One Willowbrook alum, a non-verbal 7 year old who endured 16 years of abuse, went home to her mother in her early 20s where she thrived. Described as friendly and cooperative, Migdalia could smile, feed her herself and drink from a cup. Unfortunately, her mother died when Migdalia was 47. In 2004, Migdalia went to live in a group home with 24 residents at Union Avenue and her life once again became a nightmare. Suffering repeated trauma, workers reported seeing Migdalia with bruises “a big purple blotch resembling a shoe imprint” as if someone had kicked her in the stomach, chest and legs.” She received no medical attention.
Others in the Union Avenue home have also suffered. One man was hit in the head so hard he needed stitches and another man was struck repeatedly by the same Union Avenue worker as he ate. Now he eats hunched over his food in fear. Still worse, in 2017 a 69-year old man ended up in a hospital burn unit covered in second degree burns from a scalding bath or shower.
Could there be a more hideous nightmare vision for any parent of a child with disabilities? While my daughter is too high-functioning to end up in one of these mini-concentration camps, I worry that her quality of life could deteriorate after I’m gone. I can’t bear the idea that Samantha won’t be as warm, safe and well fed as she is today—or that she won’t continue to be the happy, affectionate and bubbly person who wakes up eager to embrace life.
When I vote for a president in November, I will choose someone who is kind, compassionate AND practical. (Not sure who that is yet!) I don’t care about charisma, stage presence or whoever turns out to be the debate champion. I want to know who will care about the rights of people with disabilities. There are 35 million Americans with a range of disabilities who are eligible to vote (including my daughter). That’s 1/6 of the electorate—not including the many family members and friends of the disabled.

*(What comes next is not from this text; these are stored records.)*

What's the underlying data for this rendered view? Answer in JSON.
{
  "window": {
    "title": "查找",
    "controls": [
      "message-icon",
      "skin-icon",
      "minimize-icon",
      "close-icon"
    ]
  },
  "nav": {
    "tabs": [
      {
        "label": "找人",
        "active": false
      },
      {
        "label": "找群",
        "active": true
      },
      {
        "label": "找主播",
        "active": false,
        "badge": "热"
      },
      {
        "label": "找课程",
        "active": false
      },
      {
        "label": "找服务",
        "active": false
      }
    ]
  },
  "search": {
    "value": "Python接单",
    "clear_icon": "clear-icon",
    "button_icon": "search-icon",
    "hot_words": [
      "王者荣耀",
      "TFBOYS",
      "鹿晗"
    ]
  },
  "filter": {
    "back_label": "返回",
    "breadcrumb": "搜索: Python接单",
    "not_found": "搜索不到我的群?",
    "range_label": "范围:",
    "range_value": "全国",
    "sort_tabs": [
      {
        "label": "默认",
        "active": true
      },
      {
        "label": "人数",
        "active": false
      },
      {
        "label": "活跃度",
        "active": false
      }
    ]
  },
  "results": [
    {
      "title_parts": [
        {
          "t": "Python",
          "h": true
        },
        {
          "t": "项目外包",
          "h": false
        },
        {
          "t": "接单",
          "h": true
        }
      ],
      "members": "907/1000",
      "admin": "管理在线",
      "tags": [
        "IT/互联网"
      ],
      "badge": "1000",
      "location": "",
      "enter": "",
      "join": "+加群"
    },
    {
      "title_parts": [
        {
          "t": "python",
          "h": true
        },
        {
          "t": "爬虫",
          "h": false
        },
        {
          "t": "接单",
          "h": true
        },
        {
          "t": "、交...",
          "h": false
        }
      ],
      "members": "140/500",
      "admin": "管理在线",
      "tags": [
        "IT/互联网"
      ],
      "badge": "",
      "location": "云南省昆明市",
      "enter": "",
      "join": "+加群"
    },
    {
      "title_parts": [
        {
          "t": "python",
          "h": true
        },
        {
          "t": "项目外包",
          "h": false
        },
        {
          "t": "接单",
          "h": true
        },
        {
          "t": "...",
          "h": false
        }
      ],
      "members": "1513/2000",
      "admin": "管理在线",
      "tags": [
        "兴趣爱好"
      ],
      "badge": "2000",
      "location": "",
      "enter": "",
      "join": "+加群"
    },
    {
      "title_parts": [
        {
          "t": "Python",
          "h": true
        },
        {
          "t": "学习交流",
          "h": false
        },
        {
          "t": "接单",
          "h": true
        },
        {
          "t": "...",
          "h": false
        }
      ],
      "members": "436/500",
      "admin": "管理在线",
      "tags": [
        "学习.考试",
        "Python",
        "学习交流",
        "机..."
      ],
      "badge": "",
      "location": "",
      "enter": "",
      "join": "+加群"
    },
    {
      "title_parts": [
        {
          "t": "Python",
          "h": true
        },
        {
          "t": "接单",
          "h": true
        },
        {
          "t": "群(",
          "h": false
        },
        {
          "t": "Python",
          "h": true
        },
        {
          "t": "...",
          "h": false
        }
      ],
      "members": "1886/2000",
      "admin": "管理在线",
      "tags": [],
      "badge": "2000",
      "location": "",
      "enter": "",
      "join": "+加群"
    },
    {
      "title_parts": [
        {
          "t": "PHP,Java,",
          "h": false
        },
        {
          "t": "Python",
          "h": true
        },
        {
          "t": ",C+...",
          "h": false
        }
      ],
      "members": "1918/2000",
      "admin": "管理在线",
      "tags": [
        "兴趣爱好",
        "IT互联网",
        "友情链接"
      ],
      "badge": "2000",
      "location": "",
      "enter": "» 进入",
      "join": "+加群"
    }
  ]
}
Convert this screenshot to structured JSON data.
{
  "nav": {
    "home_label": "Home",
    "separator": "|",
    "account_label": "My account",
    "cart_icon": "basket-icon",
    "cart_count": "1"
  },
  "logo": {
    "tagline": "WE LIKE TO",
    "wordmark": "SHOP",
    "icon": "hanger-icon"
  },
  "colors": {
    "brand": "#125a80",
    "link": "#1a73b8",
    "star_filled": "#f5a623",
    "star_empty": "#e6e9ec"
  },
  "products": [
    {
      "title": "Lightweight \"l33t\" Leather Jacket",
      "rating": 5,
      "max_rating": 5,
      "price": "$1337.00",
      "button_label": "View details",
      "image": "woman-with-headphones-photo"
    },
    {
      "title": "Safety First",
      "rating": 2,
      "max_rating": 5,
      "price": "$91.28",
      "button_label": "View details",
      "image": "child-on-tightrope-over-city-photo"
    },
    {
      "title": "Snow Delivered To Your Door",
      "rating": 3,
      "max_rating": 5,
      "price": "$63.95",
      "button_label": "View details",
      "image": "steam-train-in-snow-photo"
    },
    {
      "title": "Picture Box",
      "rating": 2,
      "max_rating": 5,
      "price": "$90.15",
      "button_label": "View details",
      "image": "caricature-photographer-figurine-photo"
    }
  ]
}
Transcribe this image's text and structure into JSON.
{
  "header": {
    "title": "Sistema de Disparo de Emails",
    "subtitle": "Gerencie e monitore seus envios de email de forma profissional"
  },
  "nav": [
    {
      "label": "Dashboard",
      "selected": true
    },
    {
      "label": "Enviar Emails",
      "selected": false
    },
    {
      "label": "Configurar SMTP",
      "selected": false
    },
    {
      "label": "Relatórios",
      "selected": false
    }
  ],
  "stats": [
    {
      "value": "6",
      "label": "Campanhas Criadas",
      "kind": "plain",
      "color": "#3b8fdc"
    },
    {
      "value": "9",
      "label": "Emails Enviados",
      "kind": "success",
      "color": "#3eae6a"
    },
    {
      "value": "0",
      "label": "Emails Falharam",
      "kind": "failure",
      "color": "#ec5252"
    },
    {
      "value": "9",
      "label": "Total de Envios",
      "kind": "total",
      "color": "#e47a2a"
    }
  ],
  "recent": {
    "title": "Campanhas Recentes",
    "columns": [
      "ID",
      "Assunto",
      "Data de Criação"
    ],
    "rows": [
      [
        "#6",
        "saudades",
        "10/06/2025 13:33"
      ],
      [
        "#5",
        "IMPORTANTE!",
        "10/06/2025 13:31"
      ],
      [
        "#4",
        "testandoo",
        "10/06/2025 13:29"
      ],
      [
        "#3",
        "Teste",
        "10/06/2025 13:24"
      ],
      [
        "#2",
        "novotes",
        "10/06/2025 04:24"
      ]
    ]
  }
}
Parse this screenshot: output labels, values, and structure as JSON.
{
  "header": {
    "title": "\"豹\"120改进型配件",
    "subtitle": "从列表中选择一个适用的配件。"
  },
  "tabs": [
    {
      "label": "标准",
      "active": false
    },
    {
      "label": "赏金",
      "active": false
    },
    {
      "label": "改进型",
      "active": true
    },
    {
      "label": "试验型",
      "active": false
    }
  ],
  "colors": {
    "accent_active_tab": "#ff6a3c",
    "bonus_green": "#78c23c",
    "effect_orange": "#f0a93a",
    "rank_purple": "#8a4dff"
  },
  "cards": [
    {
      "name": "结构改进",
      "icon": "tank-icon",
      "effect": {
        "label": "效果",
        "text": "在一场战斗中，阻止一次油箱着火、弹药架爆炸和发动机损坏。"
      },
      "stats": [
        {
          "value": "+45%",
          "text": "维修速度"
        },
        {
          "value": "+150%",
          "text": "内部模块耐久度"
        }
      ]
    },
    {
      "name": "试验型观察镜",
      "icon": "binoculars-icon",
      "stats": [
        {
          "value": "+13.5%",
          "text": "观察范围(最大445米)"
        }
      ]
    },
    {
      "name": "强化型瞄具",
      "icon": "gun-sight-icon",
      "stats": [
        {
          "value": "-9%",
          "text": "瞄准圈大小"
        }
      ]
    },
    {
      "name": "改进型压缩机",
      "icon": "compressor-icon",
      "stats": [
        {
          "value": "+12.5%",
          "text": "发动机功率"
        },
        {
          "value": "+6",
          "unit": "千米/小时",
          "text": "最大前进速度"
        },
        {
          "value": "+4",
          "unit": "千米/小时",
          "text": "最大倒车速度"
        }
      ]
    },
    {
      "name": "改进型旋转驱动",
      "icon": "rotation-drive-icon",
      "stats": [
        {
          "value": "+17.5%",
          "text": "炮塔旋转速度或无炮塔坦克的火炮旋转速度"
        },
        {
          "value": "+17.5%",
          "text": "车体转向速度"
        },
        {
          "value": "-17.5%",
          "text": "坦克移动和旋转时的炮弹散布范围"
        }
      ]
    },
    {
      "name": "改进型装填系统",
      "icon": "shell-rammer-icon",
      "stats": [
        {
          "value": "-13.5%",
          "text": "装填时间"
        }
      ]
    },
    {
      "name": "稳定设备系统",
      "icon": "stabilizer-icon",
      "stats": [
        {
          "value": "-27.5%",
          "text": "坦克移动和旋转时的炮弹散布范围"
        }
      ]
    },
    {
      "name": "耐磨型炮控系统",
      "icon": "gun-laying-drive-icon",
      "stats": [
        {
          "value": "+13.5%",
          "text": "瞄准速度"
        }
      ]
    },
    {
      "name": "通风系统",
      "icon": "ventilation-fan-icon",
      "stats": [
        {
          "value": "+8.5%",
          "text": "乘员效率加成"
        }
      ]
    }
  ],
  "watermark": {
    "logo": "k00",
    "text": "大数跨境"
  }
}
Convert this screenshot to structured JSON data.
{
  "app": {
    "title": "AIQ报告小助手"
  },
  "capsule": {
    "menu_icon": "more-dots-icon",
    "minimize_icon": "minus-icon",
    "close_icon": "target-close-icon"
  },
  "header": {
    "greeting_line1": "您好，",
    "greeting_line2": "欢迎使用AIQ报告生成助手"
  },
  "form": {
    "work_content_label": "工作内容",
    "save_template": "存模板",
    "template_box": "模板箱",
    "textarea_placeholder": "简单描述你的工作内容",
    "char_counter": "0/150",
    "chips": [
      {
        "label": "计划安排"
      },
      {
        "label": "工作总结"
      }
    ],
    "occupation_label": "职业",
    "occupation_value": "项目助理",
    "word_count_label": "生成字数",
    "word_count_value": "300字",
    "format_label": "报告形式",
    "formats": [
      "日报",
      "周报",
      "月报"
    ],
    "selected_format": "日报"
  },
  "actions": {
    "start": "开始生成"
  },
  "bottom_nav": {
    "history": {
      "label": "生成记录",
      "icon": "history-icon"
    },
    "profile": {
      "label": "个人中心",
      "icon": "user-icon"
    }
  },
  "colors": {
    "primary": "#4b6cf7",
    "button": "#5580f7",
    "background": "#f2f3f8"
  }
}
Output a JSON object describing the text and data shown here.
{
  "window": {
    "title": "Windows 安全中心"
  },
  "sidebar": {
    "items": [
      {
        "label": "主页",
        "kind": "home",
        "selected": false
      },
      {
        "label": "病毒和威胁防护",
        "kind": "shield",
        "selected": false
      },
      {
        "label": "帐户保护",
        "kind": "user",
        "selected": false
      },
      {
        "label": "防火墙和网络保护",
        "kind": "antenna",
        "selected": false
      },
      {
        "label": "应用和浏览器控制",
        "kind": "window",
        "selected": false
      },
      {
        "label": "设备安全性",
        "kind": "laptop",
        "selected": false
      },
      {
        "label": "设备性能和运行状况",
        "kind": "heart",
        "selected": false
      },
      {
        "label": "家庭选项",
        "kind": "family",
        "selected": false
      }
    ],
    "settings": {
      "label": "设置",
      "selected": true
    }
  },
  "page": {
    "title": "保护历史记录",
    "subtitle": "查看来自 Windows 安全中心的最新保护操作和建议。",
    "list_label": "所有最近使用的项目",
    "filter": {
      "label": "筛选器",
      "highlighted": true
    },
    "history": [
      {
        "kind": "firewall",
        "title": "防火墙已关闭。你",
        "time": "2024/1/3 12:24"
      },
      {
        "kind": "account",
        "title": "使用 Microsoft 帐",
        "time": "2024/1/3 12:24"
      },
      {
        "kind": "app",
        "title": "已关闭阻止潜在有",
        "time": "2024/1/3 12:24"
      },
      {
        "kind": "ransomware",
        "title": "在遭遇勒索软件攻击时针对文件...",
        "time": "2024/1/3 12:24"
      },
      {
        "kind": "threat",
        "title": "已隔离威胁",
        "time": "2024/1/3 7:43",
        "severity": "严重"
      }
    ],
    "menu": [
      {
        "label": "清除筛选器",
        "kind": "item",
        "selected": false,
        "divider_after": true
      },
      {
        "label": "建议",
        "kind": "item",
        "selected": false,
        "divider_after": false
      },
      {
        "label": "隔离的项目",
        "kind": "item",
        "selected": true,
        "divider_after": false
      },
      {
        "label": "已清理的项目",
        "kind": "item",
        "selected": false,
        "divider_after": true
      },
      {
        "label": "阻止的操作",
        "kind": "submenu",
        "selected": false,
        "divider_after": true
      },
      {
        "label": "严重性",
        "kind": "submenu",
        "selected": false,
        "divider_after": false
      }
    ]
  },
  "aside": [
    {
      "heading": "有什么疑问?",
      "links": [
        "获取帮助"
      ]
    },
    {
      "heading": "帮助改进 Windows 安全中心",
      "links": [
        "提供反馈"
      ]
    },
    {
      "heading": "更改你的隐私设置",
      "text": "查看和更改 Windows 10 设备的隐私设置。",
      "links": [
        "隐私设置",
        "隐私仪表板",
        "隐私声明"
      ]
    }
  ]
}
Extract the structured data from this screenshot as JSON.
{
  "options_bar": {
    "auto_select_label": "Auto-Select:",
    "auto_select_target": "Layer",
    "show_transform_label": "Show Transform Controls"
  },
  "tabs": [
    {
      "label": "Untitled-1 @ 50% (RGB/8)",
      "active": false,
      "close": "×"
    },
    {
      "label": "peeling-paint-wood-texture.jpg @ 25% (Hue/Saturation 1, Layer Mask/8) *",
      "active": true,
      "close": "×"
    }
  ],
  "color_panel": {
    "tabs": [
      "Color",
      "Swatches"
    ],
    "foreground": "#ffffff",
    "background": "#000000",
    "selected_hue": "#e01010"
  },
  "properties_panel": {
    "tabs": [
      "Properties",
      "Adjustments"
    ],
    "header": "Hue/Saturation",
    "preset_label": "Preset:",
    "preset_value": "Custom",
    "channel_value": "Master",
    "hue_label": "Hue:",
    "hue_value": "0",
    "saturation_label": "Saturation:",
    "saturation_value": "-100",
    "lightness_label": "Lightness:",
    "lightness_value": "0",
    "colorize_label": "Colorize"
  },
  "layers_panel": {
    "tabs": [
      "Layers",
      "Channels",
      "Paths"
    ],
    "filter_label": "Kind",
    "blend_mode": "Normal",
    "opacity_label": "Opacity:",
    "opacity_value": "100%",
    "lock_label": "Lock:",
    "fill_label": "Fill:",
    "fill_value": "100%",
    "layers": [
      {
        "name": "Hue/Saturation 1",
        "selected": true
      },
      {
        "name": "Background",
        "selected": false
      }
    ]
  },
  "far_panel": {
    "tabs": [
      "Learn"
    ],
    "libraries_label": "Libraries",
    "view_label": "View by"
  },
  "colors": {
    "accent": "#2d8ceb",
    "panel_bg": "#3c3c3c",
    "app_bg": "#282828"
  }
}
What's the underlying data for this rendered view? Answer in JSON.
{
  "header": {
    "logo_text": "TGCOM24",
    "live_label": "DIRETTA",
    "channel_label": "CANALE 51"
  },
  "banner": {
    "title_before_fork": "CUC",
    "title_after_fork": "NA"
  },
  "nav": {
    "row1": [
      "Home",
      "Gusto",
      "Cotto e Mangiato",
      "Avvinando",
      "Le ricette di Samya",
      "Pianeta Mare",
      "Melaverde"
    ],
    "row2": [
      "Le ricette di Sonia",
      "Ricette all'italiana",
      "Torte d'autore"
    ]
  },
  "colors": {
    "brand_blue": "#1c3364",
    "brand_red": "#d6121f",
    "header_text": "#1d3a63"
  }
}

If we all go out and vote, maybe, just maybe these disastrous “group homes” will close and the American dream can be resurrected for everyone.